• [EXERCISE DIRECTIONS]
Across all the entries below, how many lines mention the string "Windows"? Respond with a single number.

-------- SUPPLIED MATERIAL

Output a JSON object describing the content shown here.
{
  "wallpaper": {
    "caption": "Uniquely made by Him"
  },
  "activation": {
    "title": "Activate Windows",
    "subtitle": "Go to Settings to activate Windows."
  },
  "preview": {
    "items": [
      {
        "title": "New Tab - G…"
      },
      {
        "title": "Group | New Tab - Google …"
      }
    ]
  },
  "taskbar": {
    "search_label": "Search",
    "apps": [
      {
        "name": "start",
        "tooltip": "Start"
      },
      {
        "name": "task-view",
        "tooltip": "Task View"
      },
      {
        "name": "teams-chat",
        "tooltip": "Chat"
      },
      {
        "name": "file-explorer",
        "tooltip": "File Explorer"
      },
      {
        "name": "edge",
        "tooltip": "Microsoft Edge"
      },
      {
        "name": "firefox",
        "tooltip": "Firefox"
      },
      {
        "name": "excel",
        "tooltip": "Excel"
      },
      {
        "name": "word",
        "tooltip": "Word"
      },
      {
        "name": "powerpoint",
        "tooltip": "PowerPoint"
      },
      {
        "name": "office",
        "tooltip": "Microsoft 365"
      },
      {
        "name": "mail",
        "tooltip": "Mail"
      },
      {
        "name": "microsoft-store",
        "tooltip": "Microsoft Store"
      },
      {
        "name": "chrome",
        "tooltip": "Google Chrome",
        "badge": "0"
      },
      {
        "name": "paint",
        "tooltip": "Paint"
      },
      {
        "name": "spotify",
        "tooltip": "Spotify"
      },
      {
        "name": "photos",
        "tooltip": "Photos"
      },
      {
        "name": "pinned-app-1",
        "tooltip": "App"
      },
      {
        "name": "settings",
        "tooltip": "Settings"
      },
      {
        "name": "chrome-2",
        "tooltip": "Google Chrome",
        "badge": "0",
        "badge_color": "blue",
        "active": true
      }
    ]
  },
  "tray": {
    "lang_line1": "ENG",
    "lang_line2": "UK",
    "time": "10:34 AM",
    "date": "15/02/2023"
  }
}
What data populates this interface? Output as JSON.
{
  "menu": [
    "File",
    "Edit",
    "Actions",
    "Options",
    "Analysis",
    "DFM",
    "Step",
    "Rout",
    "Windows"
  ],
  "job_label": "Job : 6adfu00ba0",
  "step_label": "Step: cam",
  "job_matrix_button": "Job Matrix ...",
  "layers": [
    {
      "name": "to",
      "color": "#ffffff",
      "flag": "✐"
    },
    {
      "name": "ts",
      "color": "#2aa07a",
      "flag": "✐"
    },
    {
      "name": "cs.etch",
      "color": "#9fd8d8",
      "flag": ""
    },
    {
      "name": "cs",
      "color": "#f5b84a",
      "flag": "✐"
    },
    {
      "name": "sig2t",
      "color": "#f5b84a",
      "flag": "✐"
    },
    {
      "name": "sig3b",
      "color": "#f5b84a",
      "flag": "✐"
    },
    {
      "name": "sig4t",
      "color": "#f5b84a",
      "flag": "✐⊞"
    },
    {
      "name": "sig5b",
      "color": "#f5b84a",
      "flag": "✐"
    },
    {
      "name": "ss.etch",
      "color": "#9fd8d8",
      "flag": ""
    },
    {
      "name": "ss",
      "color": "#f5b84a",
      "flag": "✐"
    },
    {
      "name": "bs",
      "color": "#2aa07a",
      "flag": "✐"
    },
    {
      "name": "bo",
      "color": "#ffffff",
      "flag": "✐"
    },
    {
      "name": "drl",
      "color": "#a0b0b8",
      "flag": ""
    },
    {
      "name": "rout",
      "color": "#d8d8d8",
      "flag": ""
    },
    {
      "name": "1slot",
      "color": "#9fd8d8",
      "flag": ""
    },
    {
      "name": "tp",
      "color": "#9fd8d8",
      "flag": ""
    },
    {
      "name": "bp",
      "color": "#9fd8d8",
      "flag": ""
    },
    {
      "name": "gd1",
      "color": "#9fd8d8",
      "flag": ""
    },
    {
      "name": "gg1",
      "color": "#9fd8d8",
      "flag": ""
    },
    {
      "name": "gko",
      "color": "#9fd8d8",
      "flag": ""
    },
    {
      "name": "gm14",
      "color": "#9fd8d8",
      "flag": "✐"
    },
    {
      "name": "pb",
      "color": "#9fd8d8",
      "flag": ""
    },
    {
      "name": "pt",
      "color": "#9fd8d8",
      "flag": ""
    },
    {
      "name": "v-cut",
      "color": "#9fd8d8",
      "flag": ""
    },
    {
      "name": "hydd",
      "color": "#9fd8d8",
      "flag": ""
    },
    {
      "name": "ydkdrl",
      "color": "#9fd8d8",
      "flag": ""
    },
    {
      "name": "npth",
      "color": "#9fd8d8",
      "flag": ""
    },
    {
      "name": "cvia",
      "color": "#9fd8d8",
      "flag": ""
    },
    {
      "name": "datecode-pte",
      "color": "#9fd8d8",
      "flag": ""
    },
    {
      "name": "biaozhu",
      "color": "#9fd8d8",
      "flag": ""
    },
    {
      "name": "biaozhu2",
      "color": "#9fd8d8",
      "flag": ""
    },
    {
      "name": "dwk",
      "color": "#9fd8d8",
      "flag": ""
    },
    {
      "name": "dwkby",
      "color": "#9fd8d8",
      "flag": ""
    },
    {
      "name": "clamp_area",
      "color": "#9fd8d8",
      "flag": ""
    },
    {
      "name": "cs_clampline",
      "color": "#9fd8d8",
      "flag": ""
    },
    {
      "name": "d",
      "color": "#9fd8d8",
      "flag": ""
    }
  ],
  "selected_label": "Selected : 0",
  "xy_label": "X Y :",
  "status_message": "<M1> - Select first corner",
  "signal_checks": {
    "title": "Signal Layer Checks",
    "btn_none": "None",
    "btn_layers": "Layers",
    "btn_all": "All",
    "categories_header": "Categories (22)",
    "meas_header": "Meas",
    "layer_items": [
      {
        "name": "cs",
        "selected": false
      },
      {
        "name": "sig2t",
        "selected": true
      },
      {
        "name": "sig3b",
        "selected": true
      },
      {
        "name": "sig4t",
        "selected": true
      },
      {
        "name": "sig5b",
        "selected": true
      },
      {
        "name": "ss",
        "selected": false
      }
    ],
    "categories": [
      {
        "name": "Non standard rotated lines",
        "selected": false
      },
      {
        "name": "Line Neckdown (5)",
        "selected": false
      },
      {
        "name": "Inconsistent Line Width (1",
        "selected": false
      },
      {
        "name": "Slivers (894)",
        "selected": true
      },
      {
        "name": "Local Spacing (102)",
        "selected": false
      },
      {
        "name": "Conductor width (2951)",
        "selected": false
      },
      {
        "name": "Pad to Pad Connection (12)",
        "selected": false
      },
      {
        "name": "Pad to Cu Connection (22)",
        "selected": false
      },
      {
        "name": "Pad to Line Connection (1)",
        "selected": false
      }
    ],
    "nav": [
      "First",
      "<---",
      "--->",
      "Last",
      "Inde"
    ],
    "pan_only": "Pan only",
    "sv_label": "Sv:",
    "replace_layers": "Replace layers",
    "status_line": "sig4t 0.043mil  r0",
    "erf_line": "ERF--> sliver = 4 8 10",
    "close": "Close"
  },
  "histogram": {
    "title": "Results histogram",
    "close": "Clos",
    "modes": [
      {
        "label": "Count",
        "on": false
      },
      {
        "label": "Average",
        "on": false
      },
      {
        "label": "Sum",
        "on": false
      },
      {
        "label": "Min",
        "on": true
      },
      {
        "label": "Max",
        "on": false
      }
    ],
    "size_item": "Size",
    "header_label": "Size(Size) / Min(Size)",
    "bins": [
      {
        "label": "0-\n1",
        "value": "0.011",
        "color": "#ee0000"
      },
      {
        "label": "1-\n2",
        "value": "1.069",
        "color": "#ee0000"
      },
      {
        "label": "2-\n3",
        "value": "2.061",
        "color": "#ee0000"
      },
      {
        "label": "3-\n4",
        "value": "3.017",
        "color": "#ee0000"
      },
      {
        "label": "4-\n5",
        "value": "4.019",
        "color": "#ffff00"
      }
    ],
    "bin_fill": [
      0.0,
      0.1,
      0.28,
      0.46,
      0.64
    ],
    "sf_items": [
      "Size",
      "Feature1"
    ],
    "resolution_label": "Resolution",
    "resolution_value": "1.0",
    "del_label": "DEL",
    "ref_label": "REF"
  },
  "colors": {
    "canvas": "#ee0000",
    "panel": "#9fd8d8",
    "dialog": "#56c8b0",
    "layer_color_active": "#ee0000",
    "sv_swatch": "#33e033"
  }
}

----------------

• [SOLUTION]
3